Brandon ran, down the sidewalk and away, hands jerking up to his head whenever he heard a sound. I watched him go, and escape. I lulled over every dying man, and stopped over Junior. I could feel the heat in his chest, the wet struggle, and cold shakes. I saw his eyes and he saw mine.
The world went from night to day, and I wasn't looking at red grass, but a white ceiling. Junior was still there though, mortified. The pain was mine however, and thankfully, the screaming and thunder were gone. Oddly, I was happy somewhat. His friends came into my view, the two from the elevator, tugging at him. Junior dropped the gun, staring down at me.
“This ain't Twin,” he whispered. It is only true that there isn't a cop around when you need one for the grand majority of the time. They were there then, and no one else had to die. Not Junior, not Brandon, not C.
I look over at Margo to see her still form. She's still breathing, not as worse off as me. I'll be dead before the paramedics arrive, but she ought to make it. She's strong, like her mother, and fierce, like her father. With dreams.
I think about my funeral, and everyone there who I don't know from a community I never liked and always wanted to leave. I fight now harder than ever against the voices telling me it's time to rest.
I don't want to rest; I want to live, I say.
And you did, they say.
All rights reserved.
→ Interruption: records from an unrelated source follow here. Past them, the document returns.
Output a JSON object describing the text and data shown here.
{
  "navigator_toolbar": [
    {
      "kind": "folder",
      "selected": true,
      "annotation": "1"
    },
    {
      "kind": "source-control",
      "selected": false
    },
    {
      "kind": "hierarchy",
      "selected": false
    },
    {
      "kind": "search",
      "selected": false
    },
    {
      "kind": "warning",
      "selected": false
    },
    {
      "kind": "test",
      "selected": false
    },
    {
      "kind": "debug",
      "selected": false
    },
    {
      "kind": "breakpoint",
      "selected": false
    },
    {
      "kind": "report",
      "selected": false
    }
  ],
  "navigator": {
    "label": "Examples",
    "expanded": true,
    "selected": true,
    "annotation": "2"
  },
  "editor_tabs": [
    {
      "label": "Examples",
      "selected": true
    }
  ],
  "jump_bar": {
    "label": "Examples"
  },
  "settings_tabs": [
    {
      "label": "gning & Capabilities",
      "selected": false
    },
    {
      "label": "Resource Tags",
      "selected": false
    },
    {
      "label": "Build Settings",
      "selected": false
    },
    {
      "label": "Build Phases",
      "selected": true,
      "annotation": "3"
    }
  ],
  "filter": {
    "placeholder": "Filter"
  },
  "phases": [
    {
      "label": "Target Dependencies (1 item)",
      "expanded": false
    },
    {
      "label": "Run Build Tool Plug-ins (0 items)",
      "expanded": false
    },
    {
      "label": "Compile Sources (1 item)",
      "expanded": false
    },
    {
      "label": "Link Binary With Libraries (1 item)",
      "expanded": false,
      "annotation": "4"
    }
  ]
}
This was an investigation into familial ties, and a shot in the dark about how such things affect the afterlife. It's also one of the only stories I've ever written with a twist ending. Not sure why I avoid those, but I do.